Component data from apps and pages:
#####
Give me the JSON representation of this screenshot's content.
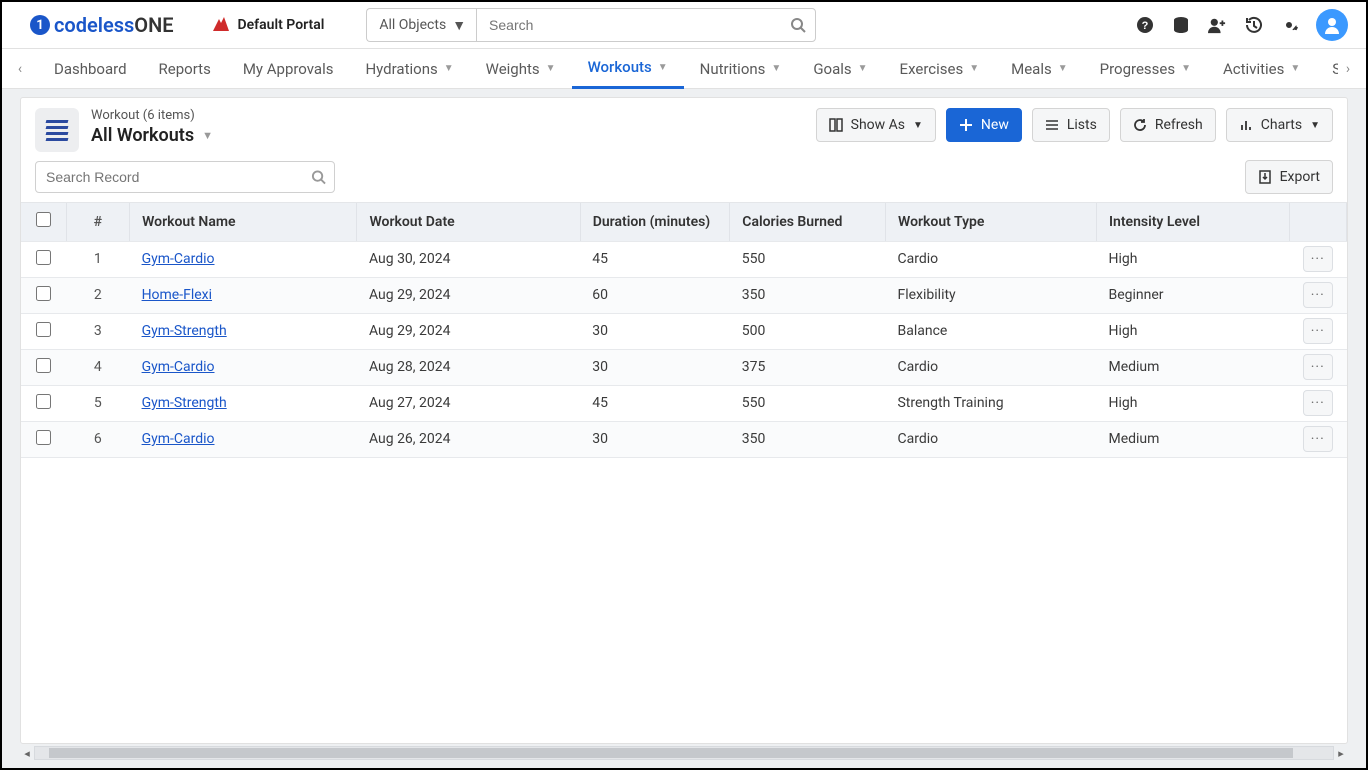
{
  "header": {
    "logo_part1": "codeless",
    "logo_part2": "ONE",
    "portal_label": "Default Portal",
    "combo_label": "All Objects",
    "search_placeholder": "Search"
  },
  "nav": {
    "items": [
      {
        "label": "Dashboard",
        "dd": false
      },
      {
        "label": "Reports",
        "dd": false
      },
      {
        "label": "My Approvals",
        "dd": false
      },
      {
        "label": "Hydrations",
        "dd": true
      },
      {
        "label": "Weights",
        "dd": true
      },
      {
        "label": "Workouts",
        "dd": true,
        "active": true
      },
      {
        "label": "Nutritions",
        "dd": true
      },
      {
        "label": "Goals",
        "dd": true
      },
      {
        "label": "Exercises",
        "dd": true
      },
      {
        "label": "Meals",
        "dd": true
      },
      {
        "label": "Progresses",
        "dd": true
      },
      {
        "label": "Activities",
        "dd": true
      },
      {
        "label": "Sleeps",
        "dd": false
      }
    ]
  },
  "panel": {
    "subtitle": "Workout (6 items)",
    "title": "All Workouts",
    "toolbar": {
      "show_as": "Show As",
      "new": "New",
      "lists": "Lists",
      "refresh": "Refresh",
      "charts": "Charts"
    },
    "search_placeholder": "Search Record",
    "export_label": "Export"
  },
  "table": {
    "columns": {
      "num": "#",
      "name": "Workout Name",
      "date": "Workout Date",
      "duration": "Duration (minutes)",
      "calories": "Calories Burned",
      "type": "Workout Type",
      "intensity": "Intensity Level"
    },
    "rows": [
      {
        "num": "1",
        "name": "Gym-Cardio",
        "date": "Aug 30, 2024",
        "duration": "45",
        "calories": "550",
        "type": "Cardio",
        "intensity": "High"
      },
      {
        "num": "2",
        "name": "Home-Flexi",
        "date": "Aug 29, 2024",
        "duration": "60",
        "calories": "350",
        "type": "Flexibility",
        "intensity": "Beginner"
      },
      {
        "num": "3",
        "name": "Gym-Strength",
        "date": "Aug 29, 2024",
        "duration": "30",
        "calories": "500",
        "type": "Balance",
        "intensity": "High"
      },
      {
        "num": "4",
        "name": "Gym-Cardio",
        "date": "Aug 28, 2024",
        "duration": "30",
        "calories": "375",
        "type": "Cardio",
        "intensity": "Medium"
      },
      {
        "num": "5",
        "name": "Gym-Strength",
        "date": "Aug 27, 2024",
        "duration": "45",
        "calories": "550",
        "type": "Strength Training",
        "intensity": "High"
      },
      {
        "num": "6",
        "name": "Gym-Cardio",
        "date": "Aug 26, 2024",
        "duration": "30",
        "calories": "350",
        "type": "Cardio",
        "intensity": "Medium"
      }
    ]
  }
}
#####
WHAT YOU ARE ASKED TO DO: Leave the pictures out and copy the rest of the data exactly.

ANSWER SECTION:
Give me the JSON representation of this screenshot's content.
{
  "header": {
    "logo_part1": "codeless",
    "logo_part2": "ONE",
    "portal_label": "Default Portal",
    "combo_label": "All Objects",
    "search_placeholder": "Search"
  },
  "nav": {
    "items": [
      {
        "label": "Dashboard",
        "dd": false
      },
      {
        "label": "Reports",
        "dd": false
      },
      {
        "label": "My Approvals",
        "dd": false
      },
      {
        "label": "Hydrations",
        "dd": true
      },
      {
        "label": "Weights",
        "dd": true
      },
      {
        "label": "Workouts",
        "dd": true,
        "active": true
      },
      {
        "label": "Nutritions",
        "dd": true
      },
      {
        "label": "Goals",
        "dd": true
      },
      {
        "label": "Exercises",
        "dd": true
      },
      {
        "label": "Meals",
        "dd": true
      },
      {
        "label": "Progresses",
        "dd": true
      },
      {
        "label": "Activities",
        "dd": true
      },
      {
        "label": "Sleeps",
        "dd": false
      }
    ]
  },
  "panel": {
    "subtitle": "Workout (6 items)",
    "title": "All Workouts",
    "toolbar": {
      "show_as": "Show As",
      "new": "New",
      "lists": "Lists",
      "refresh": "Refresh",
      "charts": "Charts"
    },
    "search_placeholder": "Search Record",
    "export_label": "Export"
  },
  "table": {
    "columns": {
      "num": "#",
      "name": "Workout Name",
      "date": "Workout Date",
      "duration": "Duration (minutes)",
      "calories": "Calories Burned",
      "type": "Workout Type",
      "intensity": "Intensity Level"
    },
    "rows": [
      {
        "num": "1",
        "name": "Gym-Cardio",
        "date": "Aug 30, 2024",
        "duration": "45",
        "calories": "550",
        "type": "Cardio",
        "intensity": "High"
      },
      {
        "num": "2",
        "name": "Home-Flexi",
        "date": "Aug 29, 2024",
        "duration": "60",
        "calories": "350",
        "type": "Flexibility",
        "intensity": "Beginner"
      },
      {
        "num": "3",
        "name": "Gym-Strength",
        "date": "Aug 29, 2024",
        "duration": "30",
        "calories": "500",
        "type": "Balance",
        "intensity": "High"
      },
      {
        "num": "4",
        "name": "Gym-Cardio",
        "date": "Aug 28, 2024",
        "duration": "30",
        "calories": "375",
        "type": "Cardio",
        "intensity": "Medium"
      },
      {
        "num": "5",
        "name": "Gym-Strength",
        "date": "Aug 27, 2024",
        "duration": "45",
        "calories": "550",
        "type": "Strength Training",
        "intensity": "High"
      },
      {
        "num": "6",
        "name": "Gym-Cardio",
        "date": "Aug 26, 2024",
        "duration": "30",
        "calories": "350",
        "type": "Cardio",
        "intensity": "Medium"
      }
    ]
  }
}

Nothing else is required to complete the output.